Insect ‘tree of life’ shows bugs ruled prehistoric world

Gold Sand wasp (Hedychrum nobile). (Copyright: Dr. Oliver Niehuis, ZFMK, Bonn. Photo: Teamwork Oliver Niehuis & Tanja Ziesmann)

A reconstruction of the insect tree of life shows that 400 million years ago the world belonged to bugs.

The study answers many long-held questions about the evolution of the world’s largest and most diverse group of animals.


The new tree of life is the first dated evolutionary tree of this magnitude, says coauthor Akito Kawahara, assistant curator of Lepidoptera at the Florida Museum of Natural History at University of Florida. “Until now, we didn’t have a good understanding of how these diverse groups of insects are related to each other.

“Many insects important to everyday life and scientific research were included in the study, such as agricultural pests, vectors of disease, and pollinators. This study provides a foundation for future study of insects. For example, if we want to understand the genetics of how silk is produced, we must first understand how silk worms evolved over time.”

For the study, published in the journal Science, researchers selected 144 species and DNA sequenced nearly 1,500 genes, resulting in reliable estimates on the dates of origin and relationships of all major insect groups.

“Insects are the most species-rich organisms on earth. They are of immense ecological, economic, and medical importance and affect our daily lives, from pollinating our crops to vectoring diseases,” says lead author Bernhard Misof with the Zoological Research Museum Alexander Koenig in Bonn, Germany.

“We can only start to understand the enormous species richness and ecological importance of insects with a reliable reconstruction of how they are related.”

First wings

The study shows that insects originated at the same time as the earliest terrestrial plants about 480 million years ago, suggesting both groups shaped the earliest land ecosystems. Analysis of the tree shows insects developed wings 400 million years ago, long before any other animal, and at nearly the same time land plants grew substantially to form forests.

“The questions that surround this study have to do with how life on Earth came to be what it is today,” Kawahara says. “For insects, one of the major hypotheses is that angiosperm radiation correlated with the diversification of insects. This study allows scientists to look at broad questions like this.”
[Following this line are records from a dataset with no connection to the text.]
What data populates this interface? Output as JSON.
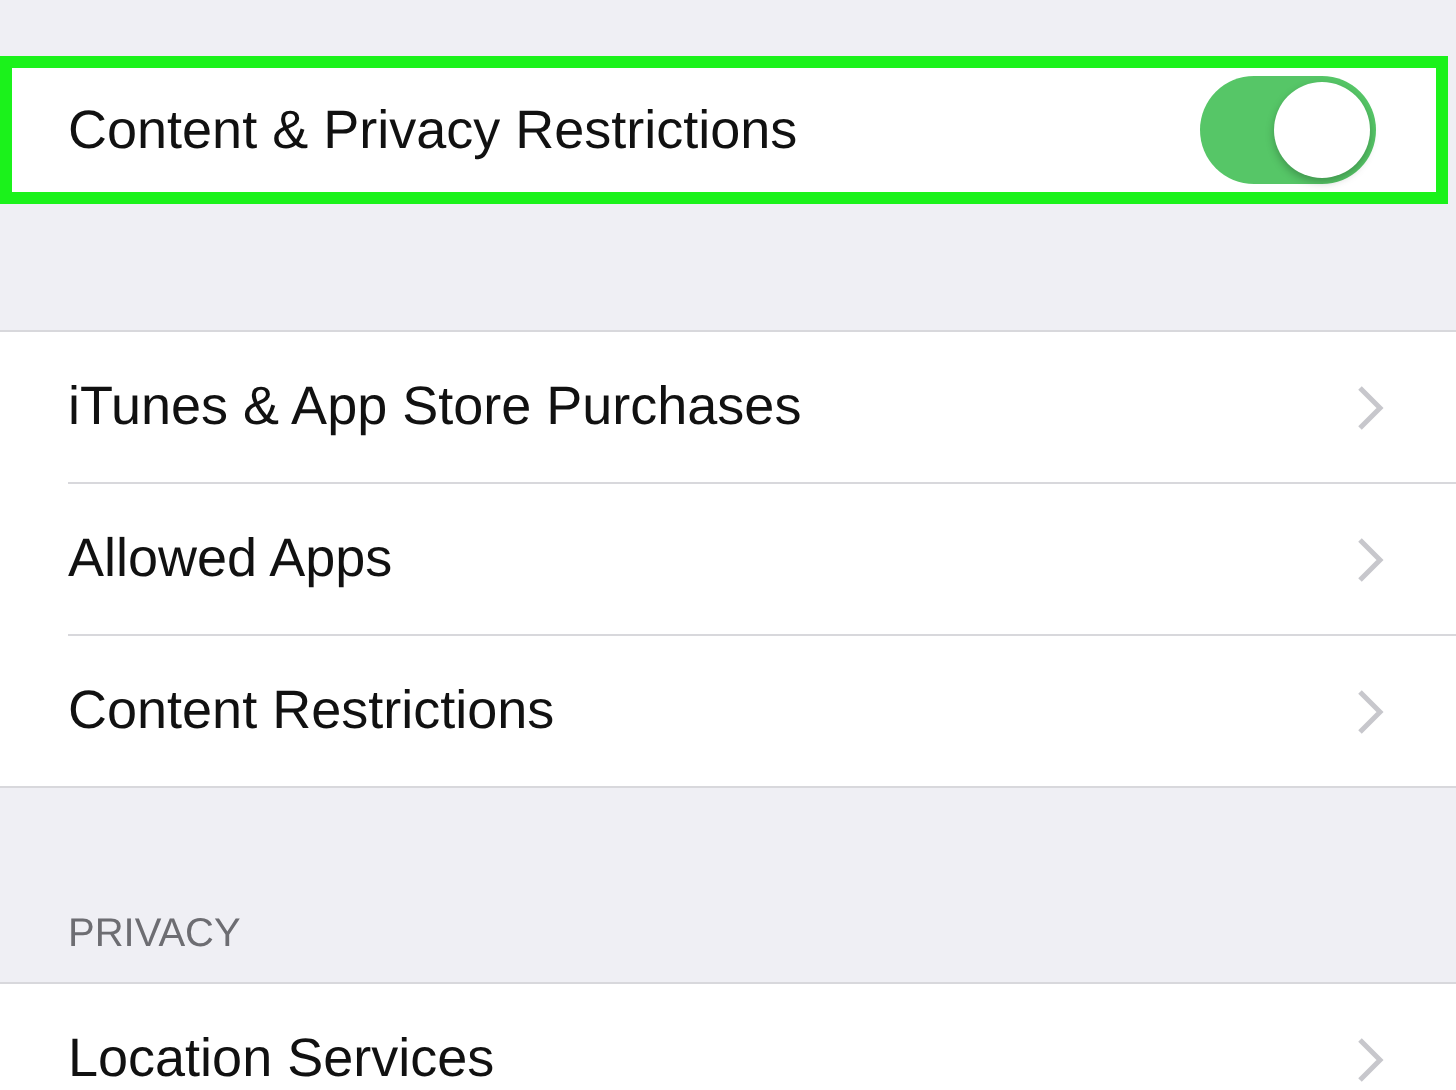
{
  "top_row": {
    "label": "Content & Privacy Restrictions",
    "on": true,
    "highlighted": true
  },
  "settings": [
    {
      "label": "iTunes & App Store Purchases"
    },
    {
      "label": "Allowed Apps"
    },
    {
      "label": "Content Restrictions"
    }
  ],
  "privacy": {
    "header": "PRIVACY",
    "items": [
      {
        "label": "Location Services"
      }
    ]
  }
}
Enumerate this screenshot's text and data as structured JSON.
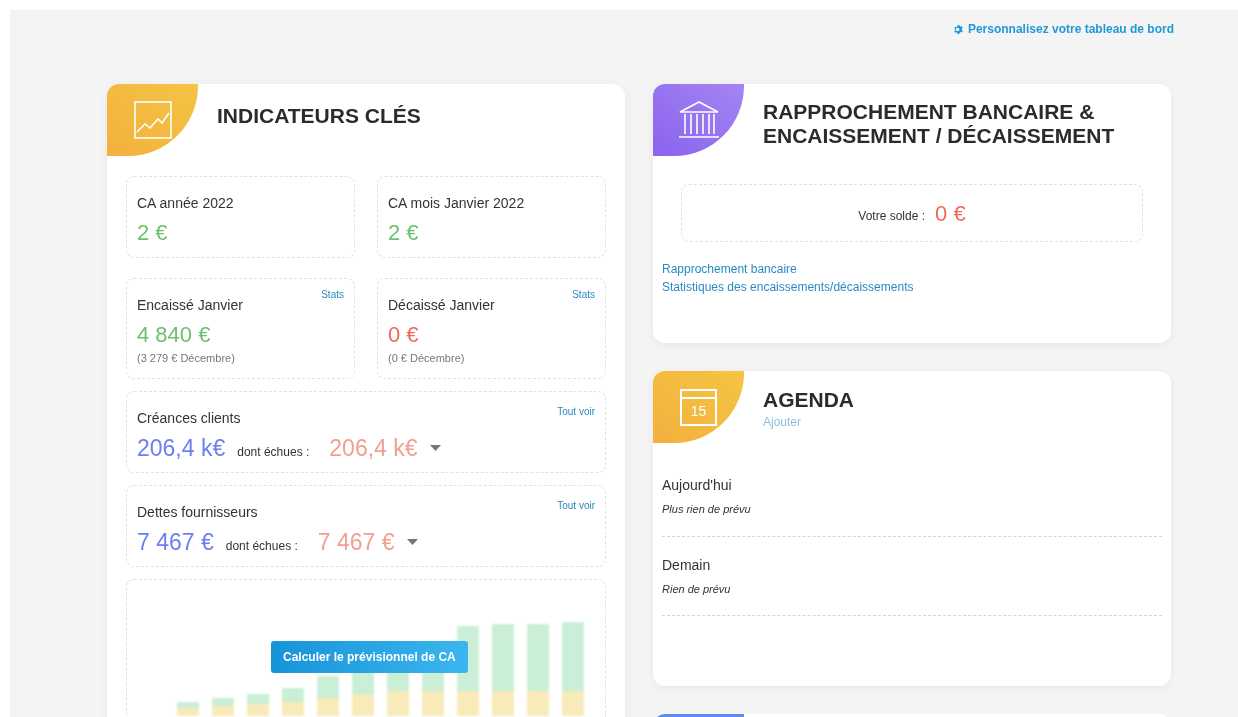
{
  "header_link": "Personnalisez votre tableau de bord",
  "key_indicators": {
    "title": "INDICATEURS CLÉS",
    "tiles": [
      {
        "label": "CA année 2022",
        "value": "2 €",
        "color": "#6cc070"
      },
      {
        "label": "CA mois Janvier 2022",
        "value": "2 €",
        "color": "#6cc070"
      },
      {
        "label": "Encaissé Janvier",
        "link": "Stats",
        "value": "4 840 €",
        "color": "#6cc070",
        "previous": "(3 279 € Décembre)"
      },
      {
        "label": "Décaissé Janvier",
        "link": "Stats",
        "value": "0 €",
        "color": "#f0685a",
        "previous": "(0 € Décembre)"
      }
    ],
    "balances": [
      {
        "label": "Créances clients",
        "link": "Tout voir",
        "total": "206,4 k€",
        "overdue_label": "dont échues :",
        "overdue": "206,4 k€"
      },
      {
        "label": "Dettes fournisseurs",
        "link": "Tout voir",
        "total": "7 467 €",
        "overdue_label": "dont échues :",
        "overdue": "7 467 €"
      }
    ],
    "forecast_button": "Calculer le prévisionnel de CA"
  },
  "bank": {
    "title": "RAPPROCHEMENT BANCAIRE & ENCAISSEMENT / DÉCAISSEMENT",
    "balance_label": "Votre solde :",
    "balance": "0 €",
    "links": [
      "Rapprochement bancaire",
      "Statistiques des encaissements/décaissements"
    ]
  },
  "agenda": {
    "title": "AGENDA",
    "add_link": "Ajouter",
    "calendar_day": "15",
    "days": [
      {
        "label": "Aujourd'hui",
        "note": "Plus rien de prévu"
      },
      {
        "label": "Demain",
        "note": "Rien de prévu"
      }
    ]
  }
}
The 1KITE project, aims to eventually study the transcriptomes of more than 1,000 insect species encompassing all recognized insect orders, says Xin Zhou, deputy director at the China National GeneBank.

“For applied research, it will become possible to comparatively analyze metabolic pathways of different insects and use this information to more specifically target pest species or insects that affect our resources,” he says.

“The genomic data we studied (the transcriptome—all of the expressed genes) gives us a very detailed and precise view into the genetic constitution and evolution of the species studied.”

Who, what, when, why

It is the profoundly diverse nature of insects that has presented insurmountable problems for scientists reconstructing relationships, says Gavin Svenson, curator and head of invertebrate zoology at the Cleveland Museum of Natural History. “The findings not only advance our understanding of the origins of insects, but add confidence to our organization of the groups.”

“This new knowledge will significantly build the capability of evolutionary research, as well as comparative biology, since accurate measures of organismal relationships are fundamental to our interpretation of morphology, genetics and physiology, to name a few.”

Just as the diversity of insects has always been a problem for scientists, the project’s goal of analyzing a large number of insect transcriptomes posed a major challenge, since software that could handle the enormous amount of data was not available.

“The development of novel software and algorithms to handle “big data” such as these is another notable accomplishment of the 1KITE team, and lays a theoretical foundation for future analyses of other very large phylogenomic data sets,” says coauthor Alexis Stamatakis with the Heidelberg Institute of Theoretical Studies in Germany.

The evolutionary history of an organism “forms the foundation for telling us the who, what, when, and why of life,” says coauthor Karl Kjer of Rutgers University.

“Many previously intractable questions are now resolved, while many of the ‘revolutions’ brought about by previous analyses of smaller molecular datasets have contained errors that are now being corrected.”

Source: University of Florida